The Minnesota community solar garden is planned for construction on privately-owned land. To secure the location, Novel Energy will need to enter into a leasing agreement with the current property owners. For as long as Novel will want to have the site operational, it will need to pay an agreed-upon fee. To guarantee the safety of the installation, security fencing will be installed. According to Tempel’s presentation, the solar array will also include a pollinator mix beneath the development. Novel will also be responsible for landscaping to prevent overgrowth that can reduce the land’s value and damage the installation.
This is just one of several Minnesota community solar gardens for Novel. Tempel noted that the company is always looking to play an active role in the development of new cost-saving installations. Novel is also currently seeking more empty parcels of land that can be leased for the development of future solar facilities.
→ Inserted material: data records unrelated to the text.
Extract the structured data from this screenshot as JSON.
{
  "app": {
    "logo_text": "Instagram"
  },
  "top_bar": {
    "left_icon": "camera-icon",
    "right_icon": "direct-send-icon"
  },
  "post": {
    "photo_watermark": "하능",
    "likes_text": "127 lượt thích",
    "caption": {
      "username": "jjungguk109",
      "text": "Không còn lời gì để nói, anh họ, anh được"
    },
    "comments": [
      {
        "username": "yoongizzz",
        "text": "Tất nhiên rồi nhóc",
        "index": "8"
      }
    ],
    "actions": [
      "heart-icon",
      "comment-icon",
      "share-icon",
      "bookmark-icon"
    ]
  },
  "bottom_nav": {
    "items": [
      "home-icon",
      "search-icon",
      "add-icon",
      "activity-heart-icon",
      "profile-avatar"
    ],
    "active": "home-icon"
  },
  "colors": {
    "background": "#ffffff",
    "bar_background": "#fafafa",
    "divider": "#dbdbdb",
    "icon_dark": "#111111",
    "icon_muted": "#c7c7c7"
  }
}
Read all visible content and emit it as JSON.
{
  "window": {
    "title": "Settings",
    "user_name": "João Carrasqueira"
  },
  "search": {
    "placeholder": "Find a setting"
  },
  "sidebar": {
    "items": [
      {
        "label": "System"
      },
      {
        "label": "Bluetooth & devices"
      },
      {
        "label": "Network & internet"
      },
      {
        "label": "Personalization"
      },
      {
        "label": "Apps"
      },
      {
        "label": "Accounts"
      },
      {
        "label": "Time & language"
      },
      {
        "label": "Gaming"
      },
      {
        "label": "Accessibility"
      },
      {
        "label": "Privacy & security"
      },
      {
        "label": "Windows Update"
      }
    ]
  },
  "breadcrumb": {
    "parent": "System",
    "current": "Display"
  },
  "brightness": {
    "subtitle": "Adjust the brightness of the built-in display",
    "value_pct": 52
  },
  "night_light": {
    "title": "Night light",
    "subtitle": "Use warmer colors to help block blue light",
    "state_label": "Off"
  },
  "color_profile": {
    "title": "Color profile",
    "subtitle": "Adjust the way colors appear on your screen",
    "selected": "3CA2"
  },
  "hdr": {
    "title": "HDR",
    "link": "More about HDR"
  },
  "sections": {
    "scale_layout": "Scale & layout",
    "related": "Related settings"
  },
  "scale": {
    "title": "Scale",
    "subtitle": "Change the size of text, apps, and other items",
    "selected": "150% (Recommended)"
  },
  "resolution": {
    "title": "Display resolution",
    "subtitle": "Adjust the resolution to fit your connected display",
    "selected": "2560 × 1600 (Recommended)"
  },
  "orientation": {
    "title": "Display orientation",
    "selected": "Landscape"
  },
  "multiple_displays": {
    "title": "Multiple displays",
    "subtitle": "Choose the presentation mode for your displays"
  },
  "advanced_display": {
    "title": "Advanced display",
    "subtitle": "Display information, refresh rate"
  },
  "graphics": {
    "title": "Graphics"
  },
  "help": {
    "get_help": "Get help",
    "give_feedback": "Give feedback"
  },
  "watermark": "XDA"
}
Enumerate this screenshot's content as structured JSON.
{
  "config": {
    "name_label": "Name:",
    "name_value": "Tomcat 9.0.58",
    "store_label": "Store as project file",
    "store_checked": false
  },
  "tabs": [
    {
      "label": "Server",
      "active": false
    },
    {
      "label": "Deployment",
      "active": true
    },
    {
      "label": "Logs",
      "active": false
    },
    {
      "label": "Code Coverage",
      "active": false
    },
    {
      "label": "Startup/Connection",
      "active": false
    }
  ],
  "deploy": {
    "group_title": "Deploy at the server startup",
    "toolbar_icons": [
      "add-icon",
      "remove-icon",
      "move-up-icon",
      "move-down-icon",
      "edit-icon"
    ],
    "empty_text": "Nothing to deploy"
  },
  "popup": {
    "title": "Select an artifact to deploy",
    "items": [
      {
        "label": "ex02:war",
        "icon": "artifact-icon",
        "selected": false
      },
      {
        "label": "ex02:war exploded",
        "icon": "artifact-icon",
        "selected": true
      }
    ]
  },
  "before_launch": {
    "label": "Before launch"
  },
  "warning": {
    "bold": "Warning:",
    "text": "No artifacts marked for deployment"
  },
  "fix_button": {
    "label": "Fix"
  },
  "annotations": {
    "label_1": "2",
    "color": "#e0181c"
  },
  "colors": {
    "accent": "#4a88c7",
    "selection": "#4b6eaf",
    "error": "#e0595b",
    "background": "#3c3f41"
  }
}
Breanna Koval expects that other community solar businesses will follow in Novel’s footsteps. According to the county director, several have already been speaking with landowners to discuss leasing agreements, however, no projects have been submitted for approval. Koval believes that Minnesota’s flatlands make it a prime location for such developments. However, it’s ultimately up to the residents to decide whether ceasing agricultural production is worth the leasing agreements for solar panels.
However, Tempel believes that the development of Minnesota community solar gardens would have a positive impact on agricultural parcels. He stated that, over the 25-year lifespan of the development, it regenerates the soil, making it more nutrient-rich to promote better crop growth. Tempel noted that the development would only remain active for 25 years, at which point it will be deactivated and decommissioned. Barring any future plans, the leasing agreement will then cease and the land will turn back over to the owner.
The process of securing land isn’t an entirely simple one. On top of finding a landowner that’s willing to part with their property for more than two decades, the land must also be fit for a community solar garden. It must have the right zoning or fall within rezoning guidelines, be large enough, and not impede on neighborhoods that may petition against the development. Novel Energy has had little issue finding properties throughout Minnesota, with 50 active community solar gardens. Tempel states that Novel is hoping to increase its portfolio with an additional 130 developments. The long-term goal is to move into Maine, Michigan, Oregon, and Illinois.
With the increase in community solar sites, Tempel believes solar energy will start to become a cheaper commodity. At the time Tempel started with novel Energy six months ago, it was using 330-watt panels. As of Tempel’s recent presentation, Novel has moved onto 400-watt panels for a greater capacity and more efficient facility.
Currently, Tempel and Novel Energy are awaiting county board approval for the Wilkin County Minnesota community solar garden. Upon approval, Novel can move forward with potentially helping an additional 100 to 150 consumers.